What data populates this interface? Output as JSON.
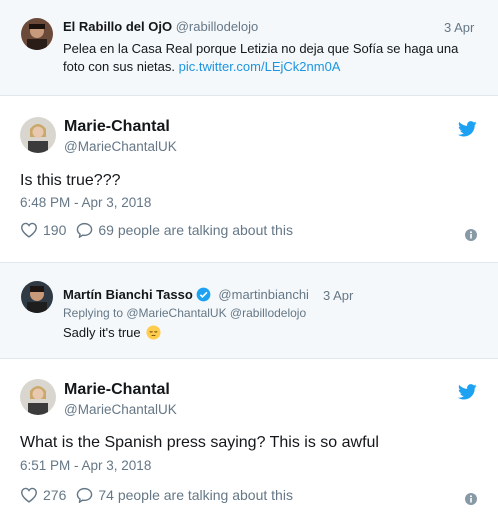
{
  "reply1": {
    "author_name": "El Rabillo del OjO",
    "author_handle": "@rabillodelojo",
    "date": "3 Apr",
    "text": "Pelea en la Casa Real porque Letizia no deja que Sofía se haga una foto con sus nietas.",
    "link": "pic.twitter.com/LEjCk2nm0A"
  },
  "tweet1": {
    "author_name": "Marie-Chantal",
    "author_handle": "@MarieChantalUK",
    "text": "Is this true???",
    "timestamp": "6:48 PM - Apr 3, 2018",
    "likes": "190",
    "talking": "69 people are talking about this"
  },
  "reply2": {
    "author_name": "Martín Bianchi Tasso",
    "author_handle": "@martinbianchi",
    "date": "3 Apr",
    "replying_to": "Replying to @MarieChantalUK @rabillodelojo",
    "text": "Sadly it's true",
    "emoji": "😔"
  },
  "tweet2": {
    "author_name": "Marie-Chantal",
    "author_handle": "@MarieChantalUK",
    "text": "What is the Spanish press saying? This is so awful",
    "timestamp": "6:51 PM - Apr 3, 2018",
    "likes": "276",
    "talking": "74 people are talking about this"
  },
  "colors": {
    "link": "#1b95e0",
    "twitter_blue": "#1da1f2",
    "muted": "#657786",
    "reply_bg": "#f5f8fa"
  }
}
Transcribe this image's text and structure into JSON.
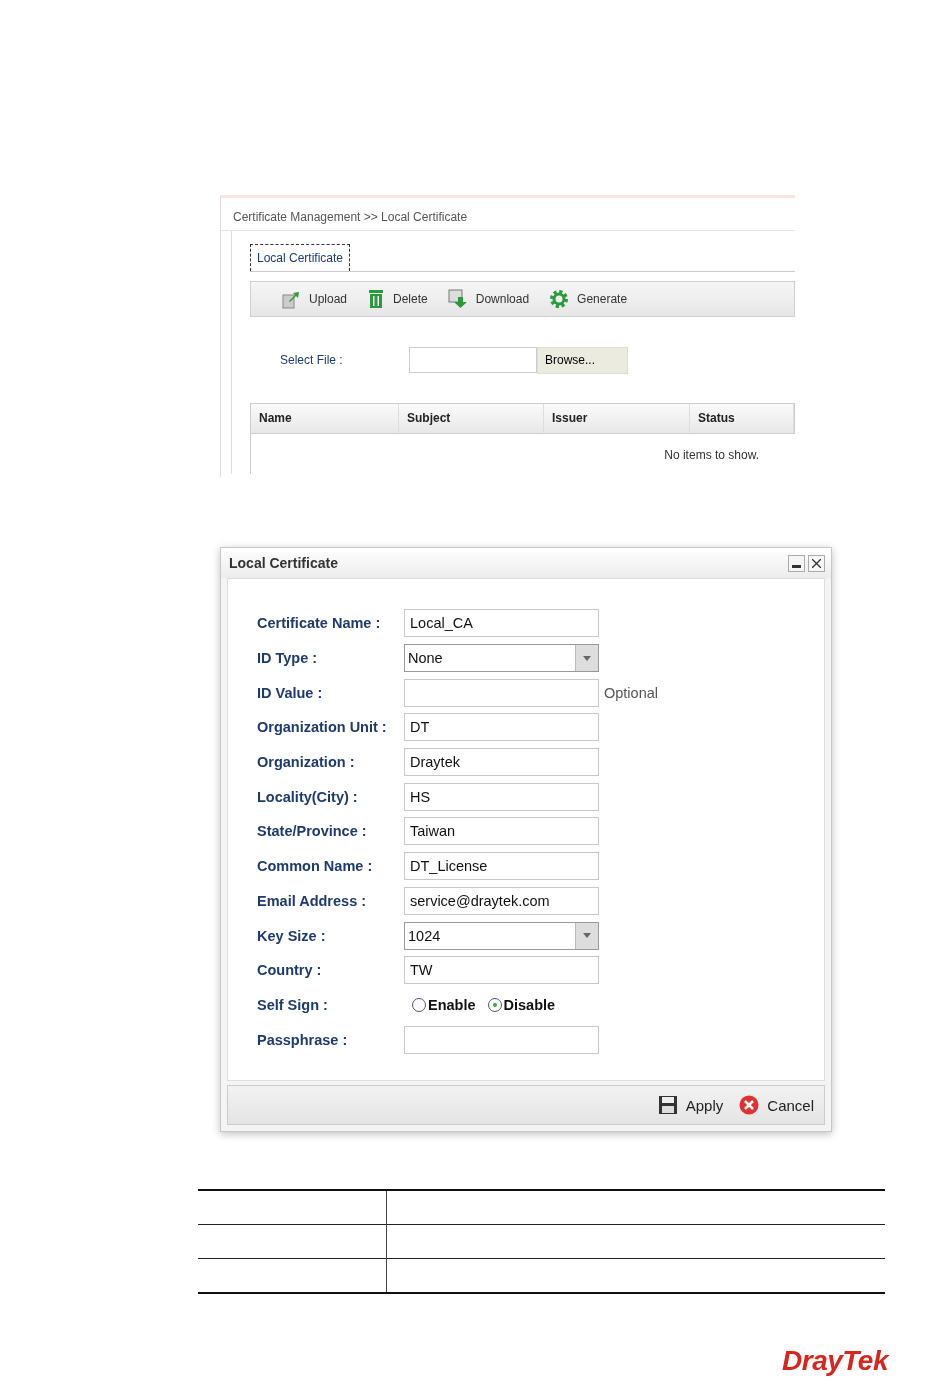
{
  "page": {
    "breadcrumb": "Certificate Management >> Local Certificate",
    "tabs": [
      {
        "label": "Local Certificate",
        "selected": true
      }
    ],
    "toolbar": [
      {
        "kind": "upload",
        "label": "Upload"
      },
      {
        "kind": "delete",
        "label": "Delete"
      },
      {
        "kind": "download",
        "label": "Download"
      },
      {
        "kind": "generate",
        "label": "Generate"
      }
    ],
    "select_file": {
      "label": "Select File :",
      "button": "Browse..."
    },
    "table": {
      "columns": [
        "Name",
        "Subject",
        "Issuer",
        "Status"
      ],
      "empty_text": "No items to show."
    }
  },
  "dialog": {
    "title": "Local Certificate",
    "fields": [
      {
        "kind": "text",
        "label": "Certificate Name :",
        "value": "Local_CA"
      },
      {
        "kind": "select",
        "label": "ID Type :",
        "value": "None"
      },
      {
        "kind": "text",
        "label": "ID Value :",
        "note": "Optional"
      },
      {
        "kind": "text",
        "label": "Organization Unit :",
        "value": "DT"
      },
      {
        "kind": "text",
        "label": "Organization :",
        "value": "Draytek"
      },
      {
        "kind": "text",
        "label": "Locality(City) :",
        "value": "HS"
      },
      {
        "kind": "text",
        "label": "State/Province :",
        "value": "Taiwan"
      },
      {
        "kind": "text",
        "label": "Common Name :",
        "value": "DT_License"
      },
      {
        "kind": "text",
        "label": "Email Address :",
        "value": "service@draytek.com"
      },
      {
        "kind": "select",
        "label": "Key Size :",
        "value": "1024"
      },
      {
        "kind": "text",
        "label": "Country :",
        "value": "TW"
      },
      {
        "kind": "radio",
        "label": "Self Sign :",
        "options": [
          {
            "label": "Enable",
            "selected": false
          },
          {
            "label": "Disable",
            "selected": true
          }
        ]
      },
      {
        "kind": "text",
        "label": "Passphrase :"
      }
    ],
    "buttons": [
      {
        "kind": "apply",
        "label": "Apply"
      },
      {
        "kind": "cancel",
        "label": "Cancel"
      }
    ]
  },
  "logo": {
    "text": "DrayTek"
  }
}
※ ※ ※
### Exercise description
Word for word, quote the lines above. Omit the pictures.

### Solution to this exercise
What data populates this interface? Output as JSON.
{
  "reply1": {
    "author_name": "El Rabillo del OjO",
    "author_handle": "@rabillodelojo",
    "date": "3 Apr",
    "text": "Pelea en la Casa Real porque Letizia no deja que Sofía se haga una foto con sus nietas.",
    "link": "pic.twitter.com/LEjCk2nm0A"
  },
  "tweet1": {
    "author_name": "Marie-Chantal",
    "author_handle": "@MarieChantalUK",
    "text": "Is this true???",
    "timestamp": "6:48 PM - Apr 3, 2018",
    "likes": "190",
    "talking": "69 people are talking about this"
  },
  "reply2": {
    "author_name": "Martín Bianchi Tasso",
    "author_handle": "@martinbianchi",
    "date": "3 Apr",
    "replying_to": "Replying to @MarieChantalUK @rabillodelojo",
    "text": "Sadly it's true",
    "emoji": "😔"
  },
  "tweet2": {
    "author_name": "Marie-Chantal",
    "author_handle": "@MarieChantalUK",
    "text": "What is the Spanish press saying? This is so awful",
    "timestamp": "6:51 PM - Apr 3, 2018",
    "likes": "276",
    "talking": "74 people are talking about this"
  },
  "colors": {
    "link": "#1b95e0",
    "twitter_blue": "#1da1f2",
    "muted": "#657786",
    "reply_bg": "#f5f8fa"
  }
}
Transcribe this image's text and structure into JSON.
{
  "page": {
    "breadcrumb": "Certificate Management >> Local Certificate",
    "tabs": [
      {
        "label": "Local Certificate",
        "selected": true
      }
    ],
    "toolbar": [
      {
        "kind": "upload",
        "label": "Upload"
      },
      {
        "kind": "delete",
        "label": "Delete"
      },
      {
        "kind": "download",
        "label": "Download"
      },
      {
        "kind": "generate",
        "label": "Generate"
      }
    ],
    "select_file": {
      "label": "Select File :",
      "button": "Browse..."
    },
    "table": {
      "columns": [
        "Name",
        "Subject",
        "Issuer",
        "Status"
      ],
      "empty_text": "No items to show."
    }
  },
  "dialog": {
    "title": "Local Certificate",
    "fields": [
      {
        "kind": "text",
        "label": "Certificate Name :",
        "value": "Local_CA"
      },
      {
        "kind": "select",
        "label": "ID Type :",
        "value": "None"
      },
      {
        "kind": "text",
        "label": "ID Value :",
        "note": "Optional"
      },
      {
        "kind": "text",
        "label": "Organization Unit :",
        "value": "DT"
      },
      {
        "kind": "text",
        "label": "Organization :",
        "value": "Draytek"
      },
      {
        "kind": "text",
        "label": "Locality(City) :",
        "value": "HS"
      },
      {
        "kind": "text",
        "label": "State/Province :",
        "value": "Taiwan"
      },
      {
        "kind": "text",
        "label": "Common Name :",
        "value": "DT_License"
      },
      {
        "kind": "text",
        "label": "Email Address :",
        "value": "service@draytek.com"
      },
      {
        "kind": "select",
        "label": "Key Size :",
        "value": "1024"
      },
      {
        "kind": "text",
        "label": "Country :",
        "value": "TW"
      },
      {
        "kind": "radio",
        "label": "Self Sign :",
        "options": [
          {
            "label": "Enable",
            "selected": false
          },
          {
            "label": "Disable",
            "selected": true
          }
        ]
      },
      {
        "kind": "text",
        "label": "Passphrase :"
      }
    ],
    "buttons": [
      {
        "kind": "apply",
        "label": "Apply"
      },
      {
        "kind": "cancel",
        "label": "Cancel"
      }
    ]
  },
  "logo": {
    "text": "DrayTek"
  }
}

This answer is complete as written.